The Iron Giant (1999) is an animated comedy-drama based on the 1986 novel by Ted Hughes, The Iron Man. The film takes place in 1957, at the height of the Cold War, and revolves around a lonely boy named Hogarth Hughes, who finds a giant robot that fell from space. The basic plot is that Hogarth and a beatnik artist named Dean need to stop the US military from finding and destroying the giant.
The Iron Giant (voiced by Vin Diesel) is a heartwarming character with no memory, who befriends Hogarth, and sends a different message than many other robot stories. While many other films about robots are set in dystopian times, and thematically play on the end of humanity, the destruction of humanity, violence, etc., the message The Iron Giant sends is: you can be who you choose to be, not just who you are designed to be.
Set during Cold War times, the themes are clear, and touch on building a peaceful relationship between man and machine, and the fear of war and weapons. Storywriter Brad Bird did a tremendous job of tackling touchy subjects and complex relationships, and ends up giving us one of the most endearing robot-based films in recent memory.
2 Data - Star Trek
The pasty-faced Lieutenant Commander of the Enterprise, Data (Brent Spiner), is one of the most complex characters in one of the most beloved sci-fi franchises of all time. Data is an android with a near limitless capacity for all things intelligence - memory, language, data, technology. Star Trek invented a scientific basis for many of the post-modern inventions we enjoy today.
Data, similarly, is considered the face of modern day robotics engineering. He’s even in the Robot Hall of Fame. And while he’s a stiff, programmed robot that can be turned on and off, all he ever wanted was to be human. Many of the struggles Data goes through are things that everyday people go through (he’s considered a “Pinocchio-type character”), in that, what does it mean to be human, and to have an identity?
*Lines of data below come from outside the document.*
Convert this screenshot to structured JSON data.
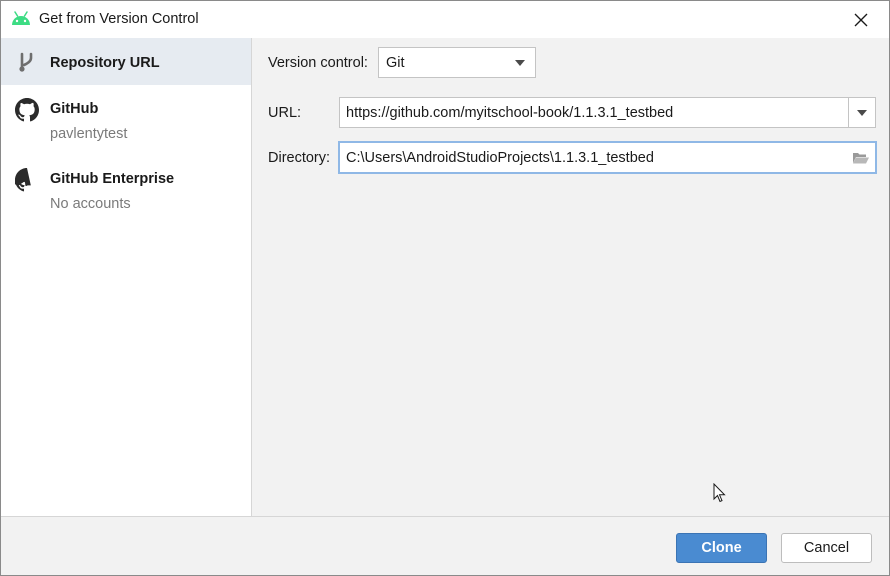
{
  "window": {
    "title": "Get from Version Control"
  },
  "sidebar": {
    "items": [
      {
        "label": "Repository URL",
        "sub": "",
        "icon": "vcs-branch-icon",
        "selected": true
      },
      {
        "label": "GitHub",
        "sub": "pavlentytest",
        "icon": "github-icon",
        "selected": false
      },
      {
        "label": "GitHub Enterprise",
        "sub": "No accounts",
        "icon": "github-icon",
        "selected": false
      }
    ]
  },
  "form": {
    "version_control_label": "Version control:",
    "version_control_value": "Git",
    "url_label": "URL:",
    "url_value": "https://github.com/myitschool-book/1.1.3.1_testbed",
    "directory_label": "Directory:",
    "directory_value": "C:\\Users\\AndroidStudioProjects\\1.1.3.1_testbed"
  },
  "footer": {
    "clone_label": "Clone",
    "cancel_label": "Cancel"
  },
  "colors": {
    "accent": "#4a8bd1",
    "selection": "#e6ebf1",
    "android_green": "#3ddc84",
    "focus_ring": "#8fb8e6"
  }
}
Gene Roddenberry told Brent Spiner that over the course of the show, Data was to become “more and more like a human, until the end, when he’d be very close, but still not quite there.” Since 1987, the character of Data has helped re-imagine the role of robots and artificial intelligence as they are juxtaposed next to humanity, in both television and film.
1 R2-D2 & C-3PO - Star Wars
It shouldn’t be too surprising that the most popular robots in film come from the most popular sci-fi films of all time. Also, despite their constant marriage-esque bickering, it’s impossible to split these two apart. R2-D2 and C-3PO play two very different roles that are altogether charming, comical, and necessary for making Star Wars the franchise it is.
R2-D2 is a simple, ‘astromech droid’ - a robot that beeps and boops instead of speaks, but he’s also brave, courageous, and through his beeps and boops he displays a stunning amount of emotion. He is also the most resourceful character in the series, with tools and a near-unlimited amount of quick fixes fashioned away in his trashcan-like frame. He has been played by English actor Kenny Baker in all six original films, and is slated to appear in the first installment of the upcoming sequel trilogy, making him one of two characters (along with Threepio) to appear in every Star Wars film.
C-3PO is R2's nervous, stiff, and genius companion. He’s a bipedal protocol droid, played in all seven films by Anthony Daniels. He is fluent in “over six million forms of communication,” and his main function is to assist in etiquette, translation, customs, and bickering. Both of these droids play pivotal roles in the Galaxy’s history, and they’ve served generations of Jedi and Skywalkers. They also play pivotal roles in real-world robotics, and are testaments to how far technology has come since the first Star Wars film in 1977 - just look at how close we are to creating real-world robots that aren’t too far removed from R2-D2 and C-3PO.